Before you begin using a medication, be sure to inform your doctor of any medical conditions or allergies you may have, any medications you are taking, whether you are pregnant or breast-feeding, and any other significant facts about your health. These factors may affect how you should use this medication.
Fat redistribution: Over time this medication may change how fat is distributed in your body and may change your body shape. You may notice increased fat in the upper back and neck, breast, around the back, chest, and stomach area; or loss of fat
from the legs, arms, and face. The long-term effects of this are not known.
Liver function: Delavirdine is removed from the body by the liver and may cause liver problems. If you have liver disease or decreased liver function, discuss with your doctor how this medication may affect your medical condition, how your medical
condition may affect the dosing and effectiveness of this medication, and whether any special monitoring is needed.
If you experience symptoms of liver problems such as fatigue, feeling unwell, loss of appetite, nausea, yellowing of the skin or whites of the eyes, dark urine, pale stools, or abdominal pain, contact your doctor as soon as possible.
Skin rash: A temporary skin rash may appear within 1 to 3 weeks after starting treatment with delavirdine. The rash usually goes away in about 3 to 14 days and can be treated without stopping treatment with delavirdine.
Stopping the medication: If you stop taking this medication, your HIV infection could get worse. Take the medication exactly as prescribed by your doctor, and do not stop taking the medication without checking with your doctor first.
Pregnancy: Studies demonstrating the safety and effectiveness of using this medication during pregnancy are not available. This medication should not be used during pregnancy unless the potential benefits outweigh risks. If you become pregnant while
taking this medication, contact your doctor immediately.
Breast-feeding: It is not known if delavirdine passes into breast milk. However, since HIV can be transmitted by breast milk, women who have HIV should not breast-feed.

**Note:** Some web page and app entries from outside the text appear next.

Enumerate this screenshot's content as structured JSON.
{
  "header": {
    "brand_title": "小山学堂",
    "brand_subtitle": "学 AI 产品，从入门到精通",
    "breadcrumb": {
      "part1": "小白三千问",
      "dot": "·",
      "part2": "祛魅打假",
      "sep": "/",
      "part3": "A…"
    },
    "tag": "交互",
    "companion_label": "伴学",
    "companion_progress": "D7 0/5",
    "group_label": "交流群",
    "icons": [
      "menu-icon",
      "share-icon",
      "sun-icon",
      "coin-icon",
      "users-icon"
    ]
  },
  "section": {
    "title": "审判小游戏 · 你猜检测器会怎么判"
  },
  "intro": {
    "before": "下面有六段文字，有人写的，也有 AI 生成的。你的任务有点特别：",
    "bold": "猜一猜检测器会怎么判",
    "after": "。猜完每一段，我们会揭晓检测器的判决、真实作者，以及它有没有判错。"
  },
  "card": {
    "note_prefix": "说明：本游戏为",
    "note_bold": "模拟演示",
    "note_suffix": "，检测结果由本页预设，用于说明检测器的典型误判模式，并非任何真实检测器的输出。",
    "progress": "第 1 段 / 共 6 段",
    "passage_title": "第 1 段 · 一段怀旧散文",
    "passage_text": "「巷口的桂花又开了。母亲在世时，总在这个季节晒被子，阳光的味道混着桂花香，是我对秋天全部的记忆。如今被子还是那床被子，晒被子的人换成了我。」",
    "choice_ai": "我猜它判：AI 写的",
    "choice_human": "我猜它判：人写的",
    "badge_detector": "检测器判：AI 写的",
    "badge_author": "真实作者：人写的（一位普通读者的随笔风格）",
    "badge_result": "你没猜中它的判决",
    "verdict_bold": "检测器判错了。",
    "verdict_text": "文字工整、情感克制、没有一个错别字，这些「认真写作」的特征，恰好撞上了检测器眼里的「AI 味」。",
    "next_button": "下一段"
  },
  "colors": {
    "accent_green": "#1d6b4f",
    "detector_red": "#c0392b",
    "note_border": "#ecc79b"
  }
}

Children: The safety and effectiveness of delavirdine has not been established for children younger than 16 years old.